Drinking and driving is a bad thing, no one denies that. Restaurants have to be aware of the danger of over serving, but also have the advantage that they are plying their customers with food, as well as wine. This allows, for some customers, the opportunity to have a little more wine.
The primary tool in a restaurant for selling a second bottle of the same or different wine, is the pour. A well trained staff will never allow a wine glass to be empty. Ideally, the party should have finished the first bottle just as their appetizers are being cleared. For larger groups it should be considered an absolute that you can sell them another bottle at this point, but even small parties will be out of wine when their main course comes.
First rule of sales - never ask a question that can be answered yes or no.
Don't ask if they want another bottle, this leaves it open to a snap "no" and your hopes are instantly shot down. Better to interact with the customer by saying something like "Well, I see you enjoyed that, would you like the same or something else?" A wine list should be at hand.
The more advanced technique is to say "Since you seem to have enjoyed that bottle, you may enjoy [slightly more expensive wine]. Would you like to try it, or another bottle of the same?"
The most advanced technique, and the one I personally employed to sell an astounding amount of wine, is to lead your customers through a flight of wines from the outset. This is easiest with repeat customers that you already have a rapport with, but it is also the way to ensure repeat customers. An aggressive wine by the glass program can really help.
As you hand them the wine list you ask "would you like to pick the wines this evening, or would you enjoy having me put together an experience for you?" If they bite, you start with a bottle (or half, depending on the size of the party) of sparkling.
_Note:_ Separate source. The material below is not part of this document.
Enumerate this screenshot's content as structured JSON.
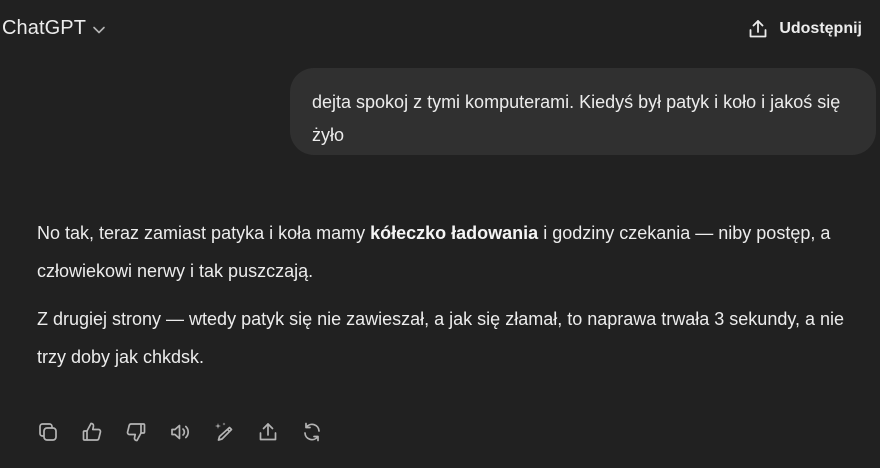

Move on to white and or red, but above all else, finish with dessert wine. This is one of the reasons the half bottle is a valuable weapon in a restaurant's arsenal.
These common sense, but practical bits of advice are great for on premise accounts, but what about retail outlets? A lot of the same techniques can be used when someone comes in asking for a wine to pair with dinner, but the real holy grail of retail is the case sale.
Case discounts may drive some to buy a case, but it is only half a tool. A good salesperson will keep track of their customers and their purchases, so that among other things they can use the 11 bottle case technique. Simply, you recommend a bottle and let your client know that if they like it, you will still offer them the case discount on the other 11 bottles, should they come back in for them.
This is the basic approach, once again I have an advanced sales technique that your staff should be using. Evolution. When the client is thinking about a wine that could potentially improve with time, the salesperson enthusiastically recalls how much fun it is to buy a case, to drink a bottle now and then over the years so "they can see how it evolves."
The most advanced case sales technique requires careful buying. One of the most valuable tools in any type of sales, is scarcity. Buying small run wines, or hard to get wines, allows you to offer them to your better customers with the admonition that "this wine is so scarce, if you love it and want more, we will probably be out of it. Your best bet is to buy a case of it now, to be safe. And speaking of safety, I will be happy to take back the other 11 if you decide that it is not to your taste."
It is easy to see that the trick to selling more of anything, but especially wine, is to have a multi level plan of attack. Be prepared to offer your customers exactly what they want, before they know they want it. Staff, on or off premise, too often are order takers. This allows your customers to be in charge, and they are not nearly as interested as you are in you making a profit. Don't take orders. Sell.